State-run Beirut radio said that about 250 of Hobeika's militiamen were taken to an army barracks, but it did not spell out their fate.
Hobeika, head of the largely Christian Lebanese Forces militia--accused of the 1982 massacre of Palestinian refugees in Sabra and Chatilla camps in Beirut--signed a Syrian-backed peace pact Dec. 28 with Lebanon's two main Muslim militias.
Gemayel refused to sign the pact, and fierce fighting among rival Christian forces has rocked Beirut in recent days.
Shells Rain on Stronghold
On Thursday, Muslim militiamen who support the accord rained shells on Gemayel's mountain stronghold.
Plumes of dust and smoke rose above the Gemayel family fief of Bikfaya, and shells exploded at the rate of about 12 a minute as the pro-Syrian forces put heavy pressure on the Christian president.
In Bikfaya, villagers hid in basements as Muslim and leftist militiamen poured in artillery fire. "It's raining shells. . . . We couldn't sleep. This has gone on for 20 hours without respite," said one resident.
In Muslim West Beirut, militia sources said scores of Druze and leftist Muslim fighters were moving out of the city for a possible showdown in the mountains with the Christian president's men.

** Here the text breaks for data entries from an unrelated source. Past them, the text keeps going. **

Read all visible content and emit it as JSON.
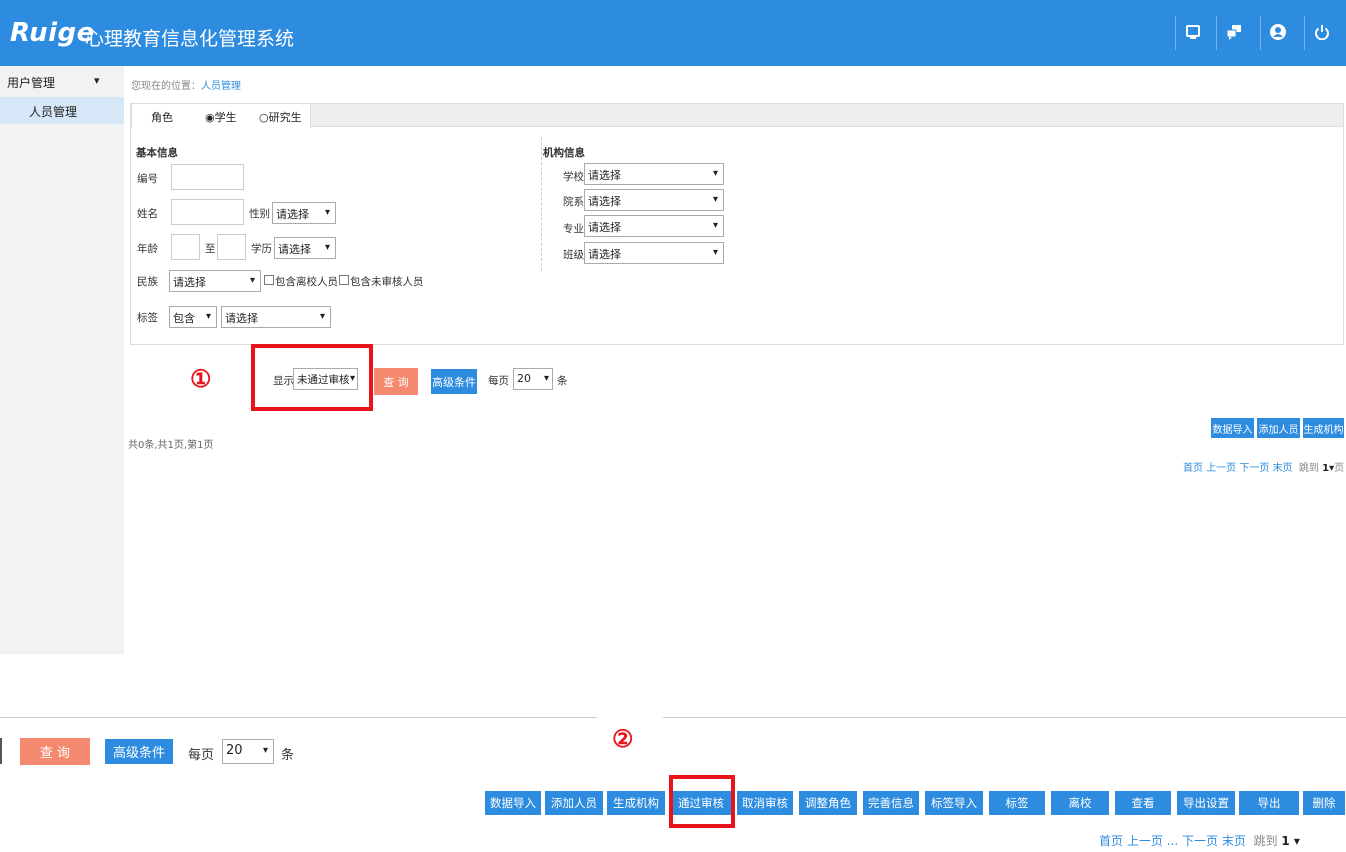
{
  "header": {
    "logo": "Ruige",
    "title": "心理教育信息化管理系统"
  },
  "sidebar": {
    "group_label": "用户管理",
    "items": [
      {
        "label": "人员管理"
      }
    ]
  },
  "breadcrumb": {
    "prefix": "您现在的位置：",
    "current": "人员管理"
  },
  "role": {
    "label": "角色",
    "options": [
      "学生",
      "研究生"
    ],
    "selected": "学生"
  },
  "basic_info": {
    "heading": "基本信息",
    "id_label": "编号",
    "name_label": "姓名",
    "gender_label": "性别",
    "gender_value": "请选择",
    "age_label": "年龄",
    "age_to": "至",
    "education_label": "学历",
    "education_value": "请选择",
    "ethnicity_label": "民族",
    "ethnicity_value": "请选择",
    "include_left_label": "包含离校人员",
    "include_unreviewed_label": "包含未审核人员",
    "tag_label": "标签",
    "tag_mode_value": "包含",
    "tag_value": "请选择"
  },
  "org_info": {
    "heading": "机构信息",
    "school_label": "学校",
    "school_value": "请选择",
    "dept_label": "院系",
    "dept_value": "请选择",
    "major_label": "专业",
    "major_value": "请选择",
    "class_label": "班级",
    "class_value": "请选择"
  },
  "query": {
    "marker1": "①",
    "show_label": "显示",
    "show_value": "未通过审核",
    "search_label": "查 询",
    "advanced_label": "高级条件",
    "per_page_label": "每页",
    "per_page_value": "20",
    "unit_label": "条"
  },
  "actions_top": [
    "数据导入",
    "添加人员",
    "生成机构"
  ],
  "summary": "共0条,共1页,第1页",
  "pager_top": {
    "first": "首页",
    "prev": "上一页",
    "next": "下一页",
    "last": "末页",
    "jump": "跳到",
    "page": "1",
    "page_unit": "页"
  },
  "zoom": {
    "marker2": "②",
    "search_label": "查 询",
    "advanced_label": "高级条件",
    "per_page_label": "每页",
    "per_page_value": "20",
    "unit_label": "条",
    "actions": [
      "数据导入",
      "添加人员",
      "生成机构",
      "通过审核",
      "取消审核",
      "调整角色",
      "完善信息",
      "标签导入",
      "标签",
      "离校",
      "查看",
      "导出设置",
      "导出",
      "删除"
    ],
    "pager": {
      "first": "首页",
      "prev": "上一页",
      "ellipsis": "...",
      "next": "下一页",
      "last": "末页",
      "jump": "跳到",
      "page": "1"
    }
  },
  "colors": {
    "primary": "#2e8ce0",
    "search_button": "#f5896f",
    "highlight": "#e8131b",
    "sidebar_active": "#d6e7f7"
  }
}
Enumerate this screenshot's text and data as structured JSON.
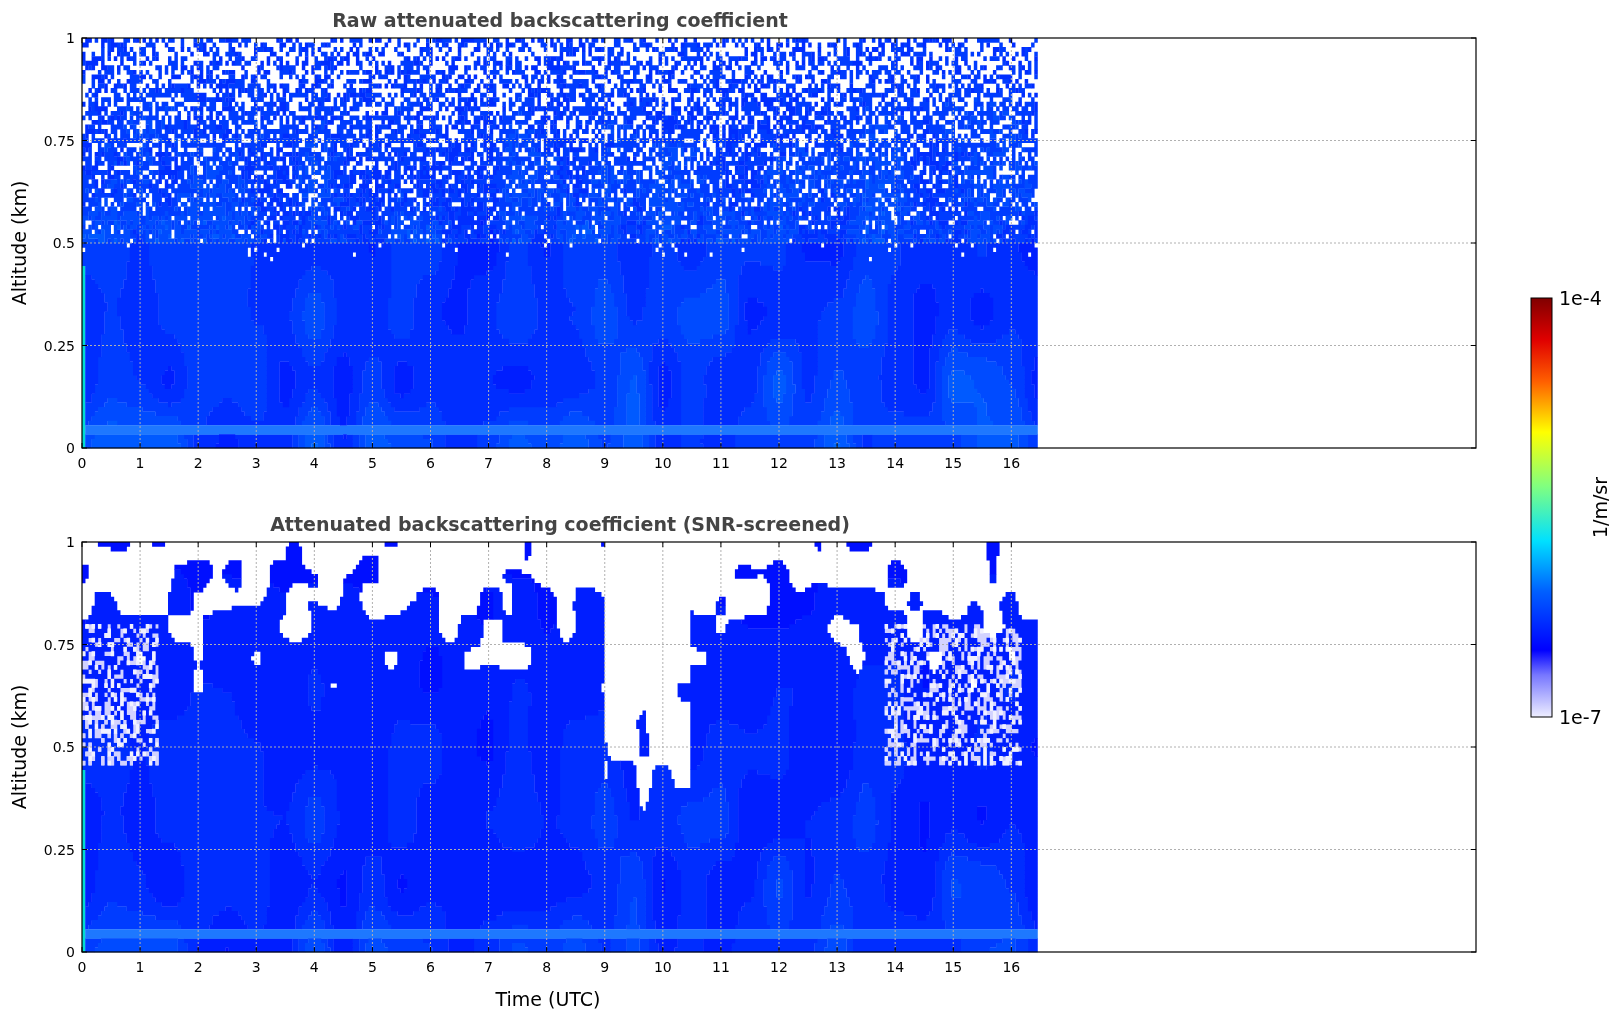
{
  "panels": [
    {
      "title": "Raw attenuated backscattering coefficient",
      "kind": "raw",
      "ylabel": "Altitude (km)",
      "yticks": [
        "1",
        "0.75",
        "0.5",
        "0.25",
        "0"
      ],
      "xticks": [
        "0",
        "1",
        "2",
        "3",
        "4",
        "5",
        "6",
        "7",
        "8",
        "9",
        "10",
        "11",
        "12",
        "13",
        "14",
        "15",
        "16"
      ]
    },
    {
      "title": "Attenuated backscattering coefficient (SNR-screened)",
      "kind": "snr",
      "ylabel": "Altitude (km)",
      "yticks": [
        "1",
        "0.75",
        "0.5",
        "0.25",
        "0"
      ],
      "xticks": [
        "0",
        "1",
        "2",
        "3",
        "4",
        "5",
        "6",
        "7",
        "8",
        "9",
        "10",
        "11",
        "12",
        "13",
        "14",
        "15",
        "16"
      ]
    }
  ],
  "xlabel": "Time (UTC)",
  "colorbar": {
    "max": "1e-4",
    "min": "1e-7",
    "label": "1/m/sr"
  }
}
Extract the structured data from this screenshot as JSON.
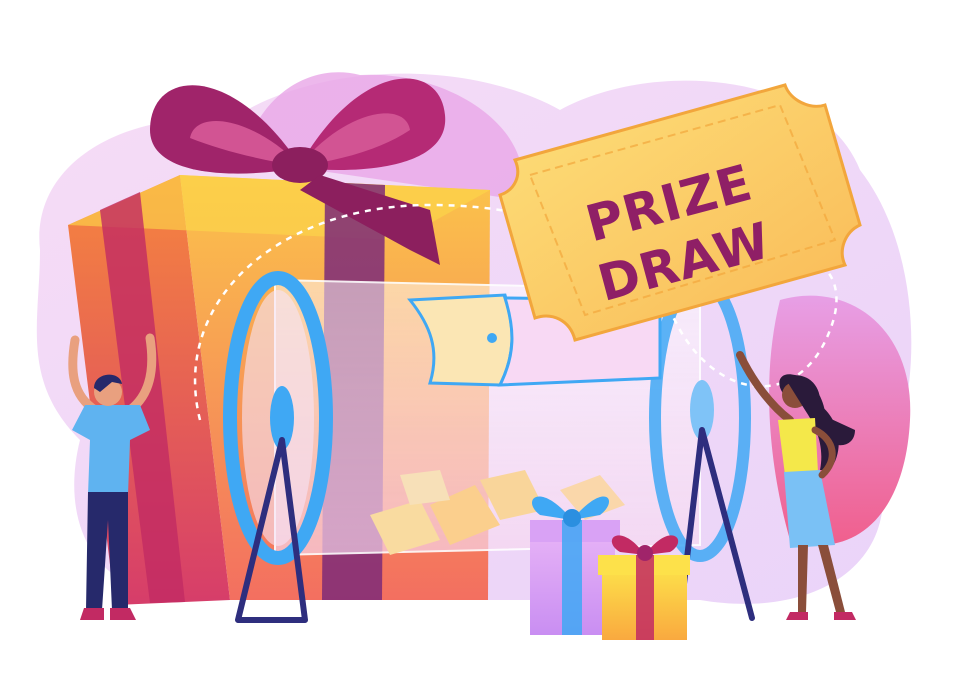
{
  "ticket": {
    "line1": "PRIZE",
    "line2": "DRAW"
  },
  "colors": {
    "background_blob": "#efd6f7",
    "background_blob_deep": "#e39be6",
    "gift_front": "#f7a734",
    "gift_side": "#e35a74",
    "gift_top": "#fcd64a",
    "ribbon": "#a0246a",
    "ticket_fill": "#fbd35f",
    "ticket_text": "#8f1f66",
    "drum_rim": "#3fa8f4",
    "stand": "#2e2e7e",
    "man_shirt": "#5fb3f0",
    "man_pants": "#26296b",
    "woman_top": "#f4e84a",
    "woman_skirt": "#7ac1f5",
    "skin": "#8a4e3a"
  },
  "icons": [
    "gift-box-icon",
    "ribbon-bow-icon",
    "prize-ticket-icon",
    "lottery-drum-icon",
    "small-gift-icon"
  ]
}
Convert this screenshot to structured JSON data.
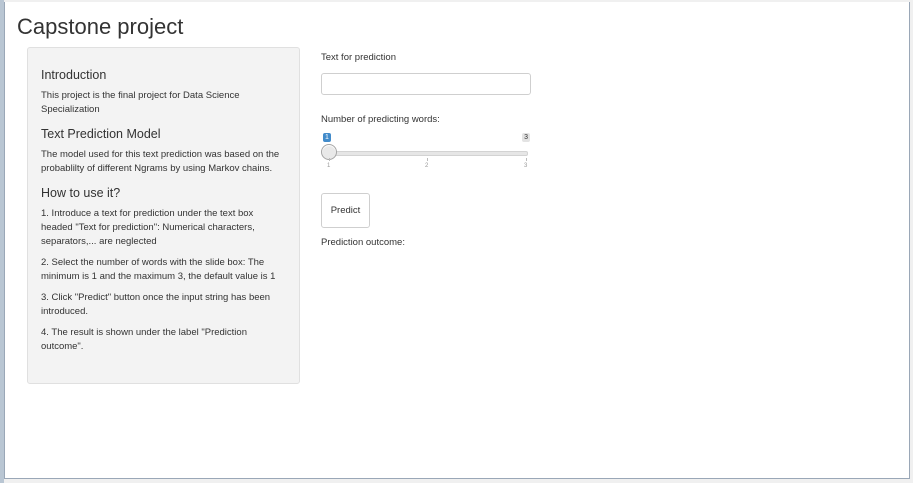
{
  "page": {
    "title": "Capstone project"
  },
  "sidebar": {
    "sections": [
      {
        "heading": "Introduction",
        "paragraphs": [
          "This project is the final project for Data Science Specialization"
        ]
      },
      {
        "heading": "Text Prediction Model",
        "paragraphs": [
          "The model used for this text prediction was based on the probablilty of different Ngrams by using Markov chains."
        ]
      },
      {
        "heading": "How to use it?",
        "paragraphs": [
          "1. Introduce a text for prediction under the text box headed \"Text for prediction\": Numerical characters, separators,... are neglected",
          "2. Select the number of words with the slide box: The minimum is 1 and the maximum 3, the default value is 1",
          "3. Click \"Predict\" button once the input string has been introduced.",
          "4. The result is shown under the label \"Prediction outcome\"."
        ]
      }
    ]
  },
  "main": {
    "text_input": {
      "label": "Text for prediction",
      "value": "",
      "placeholder": ""
    },
    "slider": {
      "label": "Number of predicting words:",
      "min": 1,
      "max": 3,
      "value": 1,
      "min_badge": "1",
      "max_badge": "3",
      "tick_labels": [
        "1",
        "2",
        "3"
      ]
    },
    "predict_button": {
      "label": "Predict"
    },
    "outcome": {
      "label": "Prediction outcome:",
      "value": ""
    }
  },
  "colors": {
    "accent": "#428bca",
    "panel_bg": "#f3f3f3"
  }
}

Militia sources in East Beirut said that Wednesday's battles for control of Lebanon's Christian community killed about 200 people and wounded 600.
Christian radio stations repeatedly appealed for blood donors after the fighting, which local newspapers described as a coup against the peace agreement.
Pact May Be Scuttled
Hobeika's departure would seem to scuttle the peace agreement signed less than a month ago between the Lebanese Forces and the pro-Syrian militias headed by Druze chief Walid Jumblatt and Amal leader Nabih Berri.
Hobeika's support for the Dec. 28 pact, which would give Muslims a greater share of political power, caused a split in Christian ranks, precipitating the bloody fighting in East Beirut.
Gemayel, in addition to withholding support for the militia pact, is known to have resented the importance accorded Hobeika as the Christians' spokesman in Damascus.